Data listing section start
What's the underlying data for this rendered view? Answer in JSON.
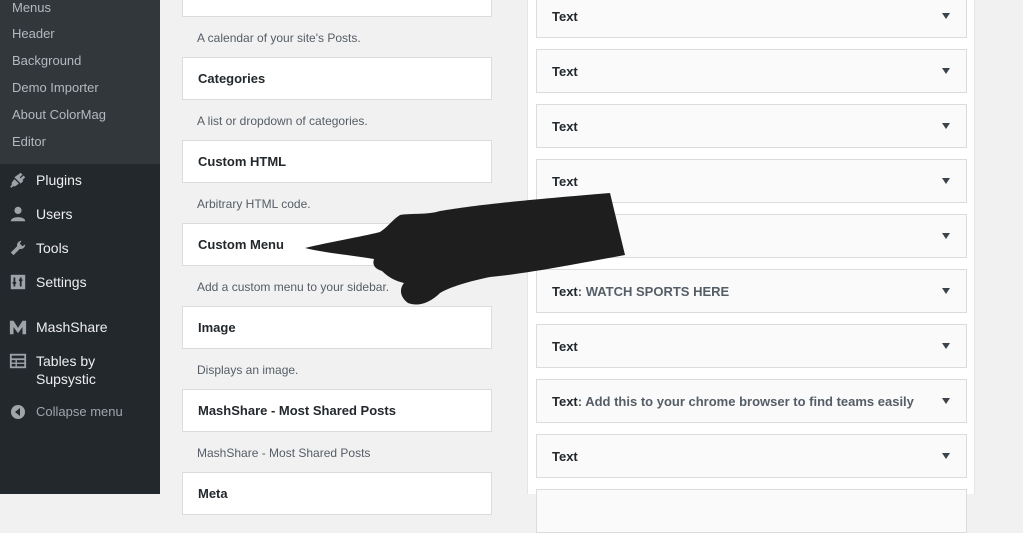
{
  "sidebar": {
    "submenu": [
      {
        "label": "Menus"
      },
      {
        "label": "Header"
      },
      {
        "label": "Background"
      },
      {
        "label": "Demo Importer"
      },
      {
        "label": "About ColorMag"
      },
      {
        "label": "Editor"
      }
    ],
    "menu": [
      {
        "label": "Plugins",
        "icon": "plug-icon"
      },
      {
        "label": "Users",
        "icon": "user-icon"
      },
      {
        "label": "Tools",
        "icon": "wrench-icon"
      },
      {
        "label": "Settings",
        "icon": "settings-icon"
      },
      {
        "label": "MashShare",
        "icon": "mashshare-logo-icon"
      },
      {
        "label": "Tables by Supsystic",
        "icon": "table-icon"
      }
    ],
    "collapse_label": "Collapse menu"
  },
  "available_widgets": {
    "top_desc": "A calendar of your site's Posts.",
    "items": [
      {
        "title": "Categories",
        "desc": "A list or dropdown of categories."
      },
      {
        "title": "Custom HTML",
        "desc": "Arbitrary HTML code."
      },
      {
        "title": "Custom Menu",
        "desc": "Add a custom menu to your sidebar."
      },
      {
        "title": "Image",
        "desc": "Displays an image."
      },
      {
        "title": "MashShare - Most Shared Posts",
        "desc": "MashShare - Most Shared Posts"
      },
      {
        "title": "Meta",
        "desc": ""
      }
    ]
  },
  "sidebar_widgets": [
    {
      "title": "Text",
      "subtitle": ""
    },
    {
      "title": "Text",
      "subtitle": ""
    },
    {
      "title": "Text",
      "subtitle": ""
    },
    {
      "title": "Text",
      "subtitle": ""
    },
    {
      "title": "",
      "subtitle": ""
    },
    {
      "title": "Text",
      "subtitle": ": WATCH SPORTS HERE"
    },
    {
      "title": "Text",
      "subtitle": ""
    },
    {
      "title": "Text",
      "subtitle": ": Add this to your chrome browser to find teams easily"
    },
    {
      "title": "Text",
      "subtitle": ""
    }
  ],
  "colors": {
    "admin_sidebar_bg": "#23282d",
    "admin_submenu_bg": "#32373c",
    "page_bg": "#f1f1f1"
  }
}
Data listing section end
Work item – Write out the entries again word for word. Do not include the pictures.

Solution for this exercise –
What's the underlying data for this rendered view? Answer in JSON.
{
  "sidebar": {
    "submenu": [
      {
        "label": "Menus"
      },
      {
        "label": "Header"
      },
      {
        "label": "Background"
      },
      {
        "label": "Demo Importer"
      },
      {
        "label": "About ColorMag"
      },
      {
        "label": "Editor"
      }
    ],
    "menu": [
      {
        "label": "Plugins",
        "icon": "plug-icon"
      },
      {
        "label": "Users",
        "icon": "user-icon"
      },
      {
        "label": "Tools",
        "icon": "wrench-icon"
      },
      {
        "label": "Settings",
        "icon": "settings-icon"
      },
      {
        "label": "MashShare",
        "icon": "mashshare-logo-icon"
      },
      {
        "label": "Tables by Supsystic",
        "icon": "table-icon"
      }
    ],
    "collapse_label": "Collapse menu"
  },
  "available_widgets": {
    "top_desc": "A calendar of your site's Posts.",
    "items": [
      {
        "title": "Categories",
        "desc": "A list or dropdown of categories."
      },
      {
        "title": "Custom HTML",
        "desc": "Arbitrary HTML code."
      },
      {
        "title": "Custom Menu",
        "desc": "Add a custom menu to your sidebar."
      },
      {
        "title": "Image",
        "desc": "Displays an image."
      },
      {
        "title": "MashShare - Most Shared Posts",
        "desc": "MashShare - Most Shared Posts"
      },
      {
        "title": "Meta",
        "desc": ""
      }
    ]
  },
  "sidebar_widgets": [
    {
      "title": "Text",
      "subtitle": ""
    },
    {
      "title": "Text",
      "subtitle": ""
    },
    {
      "title": "Text",
      "subtitle": ""
    },
    {
      "title": "Text",
      "subtitle": ""
    },
    {
      "title": "",
      "subtitle": ""
    },
    {
      "title": "Text",
      "subtitle": ": WATCH SPORTS HERE"
    },
    {
      "title": "Text",
      "subtitle": ""
    },
    {
      "title": "Text",
      "subtitle": ": Add this to your chrome browser to find teams easily"
    },
    {
      "title": "Text",
      "subtitle": ""
    }
  ],
  "colors": {
    "admin_sidebar_bg": "#23282d",
    "admin_submenu_bg": "#32373c",
    "page_bg": "#f1f1f1"
  }
}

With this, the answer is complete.